Entire Marysville School District is offered an opportunity to travel into the heart of the reservation to visit the makeshift vaccination distribution center that is the Tulalip Youth Complex. Hundreds of teachers and support staff accept the Tribe’s vaccination offer. 

February 23, 2021

For the first time in 8 months, Tulalip has zero active cases. A huge accomplishment following nearly two months of surging confirmed cases, even more presumptive positives self-isolating, and 7 elders lost. A whopping 7,820 vaccinations have been distributed at the Health Clinic and 27% of eligible Tulalip tribal members have been vaccinated. 

A community-led cleanup crew removes over 2,000 pounds of litter from Tulalip streets. An estimated forty volunteers sacrifice time from their weekend to beautify two mile stretch of Turk Drive. 

March 9, 2021

Tulalip has only 2 active cases. It’s reported that 311 Tulalip citizens have recovered from their battle with COVID, while the loss of life remains at 7 elders. A stunning 10,074 total vaccinations have been administered and 34% of eligible tribal members have been vaccinated. 

And here we are, back to present day. One whole year went by in a flash of State-ordered shutdowns, mask mandates, and sanitizing frenzy. Along the way, the Tulalip community rallied around self-determination, embraced tribal sovereignty, and found a new sense of shared strength and resiliency. Business is back to normal, well the new normal anyway.

Tulalip Chairwoman Teri Gobin, while reviewing everything that’s occurred over the past twelve months, reflected “To say this past year has been challenging is an understatement to say the least. It was a very scary time, especially in the beginning of COVID, for everyone. As a leadership team, we tried our best to make the best decisions for our people with information that was constantly changing. Our priority was always the safety of our people and ensuring our culture would survive.

“It was amazing to hear stories of our community members helping each other and offering critical support for those who needed it most,” she continued. “From buying and delivering groceries to those who were homebound, making masks and hand sanitizer for those in need, and meeting the needs of our elders, the strength and commitment showed by our people was tremendous. We didn’t know what the future would bring, and still we got through one of the most difficult times in our history together, as a community.
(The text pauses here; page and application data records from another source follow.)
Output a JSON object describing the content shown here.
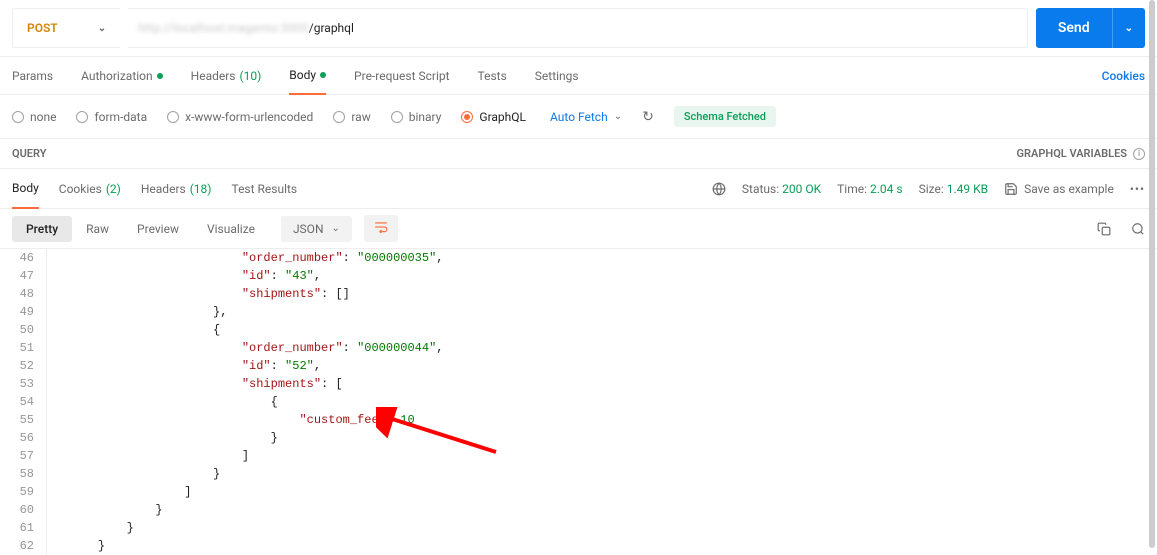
{
  "request": {
    "method": "POST",
    "url_hidden_prefix": "http://localhost:magento:3000",
    "url_visible": "/graphql",
    "send_label": "Send"
  },
  "request_tabs": {
    "params": "Params",
    "authorization": "Authorization",
    "headers": "Headers",
    "headers_count": "(10)",
    "body": "Body",
    "prerequest": "Pre-request Script",
    "tests": "Tests",
    "settings": "Settings",
    "cookies_link": "Cookies"
  },
  "body_types": {
    "none": "none",
    "form_data": "form-data",
    "urlencoded": "x-www-form-urlencoded",
    "raw": "raw",
    "binary": "binary",
    "graphql": "GraphQL",
    "auto_fetch": "Auto Fetch",
    "schema_status": "Schema Fetched"
  },
  "sections": {
    "query": "QUERY",
    "variables": "GRAPHQL VARIABLES"
  },
  "response_tabs": {
    "body": "Body",
    "cookies": "Cookies",
    "cookies_count": "(2)",
    "headers": "Headers",
    "headers_count": "(18)",
    "test_results": "Test Results"
  },
  "response_meta": {
    "status_label": "Status:",
    "status_value": "200 OK",
    "time_label": "Time:",
    "time_value": "2.04 s",
    "size_label": "Size:",
    "size_value": "1.49 KB",
    "save_example": "Save as example"
  },
  "viewer": {
    "pretty": "Pretty",
    "raw": "Raw",
    "preview": "Preview",
    "visualize": "Visualize",
    "format": "JSON"
  },
  "json_body": {
    "order1": {
      "order_number_key": "\"order_number\"",
      "order_number_val": "\"000000035\"",
      "id_key": "\"id\"",
      "id_val": "\"43\"",
      "shipments_key": "\"shipments\""
    },
    "order2": {
      "order_number_key": "\"order_number\"",
      "order_number_val": "\"000000044\"",
      "id_key": "\"id\"",
      "id_val": "\"52\"",
      "shipments_key": "\"shipments\"",
      "custom_fee_key": "\"custom_fee\"",
      "custom_fee_val": "10"
    }
  },
  "line_numbers": [
    "46",
    "47",
    "48",
    "49",
    "50",
    "51",
    "52",
    "53",
    "54",
    "55",
    "56",
    "57",
    "58",
    "59",
    "60",
    "61",
    "62"
  ]
}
“Looking forward, I’m very optimistic,” Teri added. “We’ll continue to get through this time and when it’s over our future will be even brighter. The last year has given us fresh perspectives on the needs of our membership and presented us with big opportunities for new economic development. More than anything, we’ve realized how much gathering means to our culture and once we’re able to have our gatherings again, safely, I think Tulalip will be reenergized and establish an every stronger connection to our traditions.”